The great thing about H3+ is not only does it give us temperatures of Jupiter’s upper atmosphere and amazing spectral images, it also allows the velocity of the H3+ ions to be calculated. This allows us to actually investigate the flows of H3+ in the upper atmosphere at Jupiter’s equator to see if the supersonic jets exist and work out if there is any effect from the bulge.

Even though you may claim not the know what Doppler shift is, you actually do! It’s that effect where an ambulance zooms past you and the pitch of the siren changes. We use this exact same principal to study the velocity of the H3+ ions. As they move around in Jupiter’s upper atmosphere the wavelength of the light they emit changes: when they move towards the observer the light is shifted towards the blue end of the spectrum and when they move away from the observer the light is shifted towards the red end of the spectrum. Using this we calculated the speed of the ions at Jupiter’s equator.

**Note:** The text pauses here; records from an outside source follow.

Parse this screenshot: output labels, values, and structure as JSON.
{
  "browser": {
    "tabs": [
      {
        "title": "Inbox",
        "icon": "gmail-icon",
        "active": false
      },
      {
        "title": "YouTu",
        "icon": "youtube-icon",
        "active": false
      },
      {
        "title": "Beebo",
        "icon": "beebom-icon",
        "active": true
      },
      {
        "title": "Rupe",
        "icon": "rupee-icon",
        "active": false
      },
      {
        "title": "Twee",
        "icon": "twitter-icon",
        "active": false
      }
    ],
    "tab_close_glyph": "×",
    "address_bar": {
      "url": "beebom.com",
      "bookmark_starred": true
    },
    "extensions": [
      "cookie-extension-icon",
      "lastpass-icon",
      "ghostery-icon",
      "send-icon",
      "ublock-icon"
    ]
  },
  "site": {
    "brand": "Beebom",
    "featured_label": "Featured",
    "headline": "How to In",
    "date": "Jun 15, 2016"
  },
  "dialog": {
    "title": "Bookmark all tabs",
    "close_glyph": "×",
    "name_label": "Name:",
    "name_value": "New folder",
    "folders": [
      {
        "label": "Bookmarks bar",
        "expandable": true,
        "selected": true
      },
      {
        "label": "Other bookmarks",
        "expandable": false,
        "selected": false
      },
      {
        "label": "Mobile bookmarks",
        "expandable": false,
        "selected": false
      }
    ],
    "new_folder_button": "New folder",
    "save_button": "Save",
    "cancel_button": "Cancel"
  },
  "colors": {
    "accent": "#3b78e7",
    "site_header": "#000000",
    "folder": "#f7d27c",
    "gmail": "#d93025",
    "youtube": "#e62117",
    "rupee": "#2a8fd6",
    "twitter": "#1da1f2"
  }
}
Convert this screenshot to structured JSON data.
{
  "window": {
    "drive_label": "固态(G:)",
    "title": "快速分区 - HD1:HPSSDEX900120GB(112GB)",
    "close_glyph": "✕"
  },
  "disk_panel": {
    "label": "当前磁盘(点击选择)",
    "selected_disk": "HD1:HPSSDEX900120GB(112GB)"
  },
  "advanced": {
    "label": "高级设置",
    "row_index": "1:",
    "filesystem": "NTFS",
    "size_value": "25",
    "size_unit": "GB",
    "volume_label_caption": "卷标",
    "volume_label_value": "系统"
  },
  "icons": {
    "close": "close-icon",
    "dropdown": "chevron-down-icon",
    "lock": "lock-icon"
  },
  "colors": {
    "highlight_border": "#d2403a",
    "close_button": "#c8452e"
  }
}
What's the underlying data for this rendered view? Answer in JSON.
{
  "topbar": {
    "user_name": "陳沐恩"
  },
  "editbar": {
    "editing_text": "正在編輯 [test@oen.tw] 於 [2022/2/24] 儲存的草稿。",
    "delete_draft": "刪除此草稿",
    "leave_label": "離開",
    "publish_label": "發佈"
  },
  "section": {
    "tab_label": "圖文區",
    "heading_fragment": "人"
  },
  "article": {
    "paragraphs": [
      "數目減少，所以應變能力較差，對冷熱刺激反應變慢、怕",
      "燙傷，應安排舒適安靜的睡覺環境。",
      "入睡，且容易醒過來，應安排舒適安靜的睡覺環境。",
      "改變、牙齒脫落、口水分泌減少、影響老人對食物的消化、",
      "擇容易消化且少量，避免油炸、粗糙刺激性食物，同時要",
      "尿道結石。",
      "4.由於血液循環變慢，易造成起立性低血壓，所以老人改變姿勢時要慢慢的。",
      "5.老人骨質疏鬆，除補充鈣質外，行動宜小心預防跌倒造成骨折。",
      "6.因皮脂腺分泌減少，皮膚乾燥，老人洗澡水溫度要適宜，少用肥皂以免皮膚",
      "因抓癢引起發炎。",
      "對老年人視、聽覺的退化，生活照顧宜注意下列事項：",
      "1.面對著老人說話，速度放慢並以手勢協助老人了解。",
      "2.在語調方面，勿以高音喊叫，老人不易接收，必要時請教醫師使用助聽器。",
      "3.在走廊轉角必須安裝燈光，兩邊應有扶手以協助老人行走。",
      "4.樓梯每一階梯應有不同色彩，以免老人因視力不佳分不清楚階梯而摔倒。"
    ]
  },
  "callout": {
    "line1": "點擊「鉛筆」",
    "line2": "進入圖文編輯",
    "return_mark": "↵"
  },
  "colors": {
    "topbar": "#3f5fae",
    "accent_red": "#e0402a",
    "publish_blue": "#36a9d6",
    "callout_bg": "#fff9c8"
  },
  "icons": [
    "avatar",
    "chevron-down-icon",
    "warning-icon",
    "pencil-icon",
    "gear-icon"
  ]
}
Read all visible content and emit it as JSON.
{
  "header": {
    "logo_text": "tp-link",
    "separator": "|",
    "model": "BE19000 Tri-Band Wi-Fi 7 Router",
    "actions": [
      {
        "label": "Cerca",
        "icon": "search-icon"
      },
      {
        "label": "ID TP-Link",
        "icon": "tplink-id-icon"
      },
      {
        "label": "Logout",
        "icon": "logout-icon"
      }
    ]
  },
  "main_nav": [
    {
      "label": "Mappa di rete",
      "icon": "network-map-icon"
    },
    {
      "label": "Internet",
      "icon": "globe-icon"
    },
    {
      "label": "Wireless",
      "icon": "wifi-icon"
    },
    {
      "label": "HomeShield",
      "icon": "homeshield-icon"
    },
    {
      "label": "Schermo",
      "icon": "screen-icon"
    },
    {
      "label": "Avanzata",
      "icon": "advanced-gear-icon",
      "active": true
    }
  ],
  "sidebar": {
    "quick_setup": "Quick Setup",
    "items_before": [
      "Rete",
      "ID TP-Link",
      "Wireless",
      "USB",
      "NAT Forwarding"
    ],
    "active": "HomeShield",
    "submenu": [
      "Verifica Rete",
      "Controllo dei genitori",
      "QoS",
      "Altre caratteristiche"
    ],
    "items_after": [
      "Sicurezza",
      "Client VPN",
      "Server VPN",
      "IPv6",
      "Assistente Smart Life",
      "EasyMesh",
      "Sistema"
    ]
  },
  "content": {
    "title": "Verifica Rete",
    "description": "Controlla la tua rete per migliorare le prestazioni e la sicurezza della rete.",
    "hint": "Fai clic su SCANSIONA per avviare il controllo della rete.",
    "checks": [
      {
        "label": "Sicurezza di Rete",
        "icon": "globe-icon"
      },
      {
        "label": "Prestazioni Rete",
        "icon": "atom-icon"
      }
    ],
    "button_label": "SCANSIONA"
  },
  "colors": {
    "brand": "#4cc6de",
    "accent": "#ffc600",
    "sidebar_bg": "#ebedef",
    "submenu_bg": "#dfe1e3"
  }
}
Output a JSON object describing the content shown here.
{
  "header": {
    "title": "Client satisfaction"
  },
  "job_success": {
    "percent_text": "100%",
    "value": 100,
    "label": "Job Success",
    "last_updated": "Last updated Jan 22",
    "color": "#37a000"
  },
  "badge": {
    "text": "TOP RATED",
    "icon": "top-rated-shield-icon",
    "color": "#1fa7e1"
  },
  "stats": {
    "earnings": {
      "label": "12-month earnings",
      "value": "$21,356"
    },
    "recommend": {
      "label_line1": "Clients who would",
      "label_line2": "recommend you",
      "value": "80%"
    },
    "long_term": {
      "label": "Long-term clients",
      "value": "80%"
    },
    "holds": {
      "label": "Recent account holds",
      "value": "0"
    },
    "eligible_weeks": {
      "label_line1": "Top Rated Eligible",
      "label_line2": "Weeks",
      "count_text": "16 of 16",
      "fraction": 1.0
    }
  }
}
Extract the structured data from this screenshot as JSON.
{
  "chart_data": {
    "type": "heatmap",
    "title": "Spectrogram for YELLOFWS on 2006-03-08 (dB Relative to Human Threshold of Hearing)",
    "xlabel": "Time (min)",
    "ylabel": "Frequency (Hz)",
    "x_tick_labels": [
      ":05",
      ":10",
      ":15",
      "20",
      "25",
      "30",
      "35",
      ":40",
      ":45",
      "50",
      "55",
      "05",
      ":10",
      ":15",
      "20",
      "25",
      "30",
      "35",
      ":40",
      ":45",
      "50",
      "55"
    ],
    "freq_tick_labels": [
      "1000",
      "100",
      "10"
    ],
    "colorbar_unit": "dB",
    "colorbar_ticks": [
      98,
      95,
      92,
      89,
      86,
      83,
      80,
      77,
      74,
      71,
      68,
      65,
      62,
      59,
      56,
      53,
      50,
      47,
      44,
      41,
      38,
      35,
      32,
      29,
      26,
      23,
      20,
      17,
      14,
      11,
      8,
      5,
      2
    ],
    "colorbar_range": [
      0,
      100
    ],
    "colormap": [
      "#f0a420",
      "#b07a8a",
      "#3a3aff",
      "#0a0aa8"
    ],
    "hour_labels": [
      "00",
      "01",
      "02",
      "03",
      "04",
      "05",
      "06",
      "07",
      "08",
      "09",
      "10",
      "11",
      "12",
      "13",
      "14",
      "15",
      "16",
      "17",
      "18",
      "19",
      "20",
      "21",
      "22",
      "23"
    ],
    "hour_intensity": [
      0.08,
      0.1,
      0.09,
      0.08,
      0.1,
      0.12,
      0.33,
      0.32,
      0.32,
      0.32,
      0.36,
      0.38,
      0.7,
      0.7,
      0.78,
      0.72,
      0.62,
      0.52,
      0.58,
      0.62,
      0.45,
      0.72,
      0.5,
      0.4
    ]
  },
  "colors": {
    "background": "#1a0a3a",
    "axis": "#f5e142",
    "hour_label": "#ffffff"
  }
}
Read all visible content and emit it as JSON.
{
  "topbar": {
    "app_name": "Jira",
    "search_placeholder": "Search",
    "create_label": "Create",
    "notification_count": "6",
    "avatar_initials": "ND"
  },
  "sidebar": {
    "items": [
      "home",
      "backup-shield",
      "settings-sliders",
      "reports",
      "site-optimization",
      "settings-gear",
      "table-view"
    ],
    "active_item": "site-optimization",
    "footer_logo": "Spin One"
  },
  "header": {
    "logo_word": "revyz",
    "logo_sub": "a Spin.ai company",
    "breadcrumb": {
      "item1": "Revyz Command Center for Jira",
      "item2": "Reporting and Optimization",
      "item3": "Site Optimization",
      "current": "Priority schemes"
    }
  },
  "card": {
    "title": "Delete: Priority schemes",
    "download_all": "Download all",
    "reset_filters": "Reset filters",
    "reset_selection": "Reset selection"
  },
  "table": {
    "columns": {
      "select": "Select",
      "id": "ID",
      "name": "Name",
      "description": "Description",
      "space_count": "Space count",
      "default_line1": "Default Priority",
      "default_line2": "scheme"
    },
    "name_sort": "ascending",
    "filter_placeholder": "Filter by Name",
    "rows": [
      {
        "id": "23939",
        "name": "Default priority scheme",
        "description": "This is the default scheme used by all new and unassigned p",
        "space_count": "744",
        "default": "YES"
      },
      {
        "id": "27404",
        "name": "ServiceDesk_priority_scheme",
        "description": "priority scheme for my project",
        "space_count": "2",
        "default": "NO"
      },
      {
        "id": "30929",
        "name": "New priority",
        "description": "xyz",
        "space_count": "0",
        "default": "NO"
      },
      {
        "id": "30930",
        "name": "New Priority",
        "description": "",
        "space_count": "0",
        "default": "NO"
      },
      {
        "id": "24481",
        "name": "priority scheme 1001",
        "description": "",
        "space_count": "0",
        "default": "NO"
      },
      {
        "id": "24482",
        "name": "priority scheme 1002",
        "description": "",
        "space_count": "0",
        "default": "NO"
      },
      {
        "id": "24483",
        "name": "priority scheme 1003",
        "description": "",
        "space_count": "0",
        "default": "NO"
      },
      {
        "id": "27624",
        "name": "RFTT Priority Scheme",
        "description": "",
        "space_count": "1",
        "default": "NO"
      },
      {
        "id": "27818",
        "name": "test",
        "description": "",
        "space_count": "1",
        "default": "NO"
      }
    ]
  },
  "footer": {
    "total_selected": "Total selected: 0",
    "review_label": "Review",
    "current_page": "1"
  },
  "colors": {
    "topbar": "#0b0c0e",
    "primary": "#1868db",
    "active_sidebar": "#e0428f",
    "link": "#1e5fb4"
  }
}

We found that the H3+ ions were rotating around with the planet and couldn’t find any evidence of flows relating to the supersonic jets or the bulge. We also did this thing where we added up a lot of measurements to get better signal, which was a kind of average of the velocities. This showed us that the general trend of the H3+ ions was to go round with the planet. This was the first time anyone has measured the velocity of H3+ ions at the equator. Our results support the our current understanding of how the aurora is made, so the aurora modelling scientists can stay happy. Even though we didn’t find any evidence of the jets they could still be a possibility, but not at the H3+ altitude, potentially existing at higher altitudes.

This is just the beginning and there’s so much more to learn about the equatorial bulge of Jupiter, which my colleagues are already investigating. With Juno orbiting Jupiter we will be able to probe the Jovian equator further. Using the ultraviolet instrument, Juno will be able to gather more information about the bulge, potentially unlocking the mysterious behind the generation of this strange feature. Juno will measure the magnetic field strength and collect plasma data with its instruments MAG and JADE. This will help us infer what is happening in Jupiter’s upper atmosphere due to the strong link between the magnetic field lines and the charged upper atmosphere of Jupiter and give us an overview of the system as a whole.


This work was recently published in Icarus: Measurements of the rotation rate of the jovian mid-to-low latitude ionosphere.

Share this page: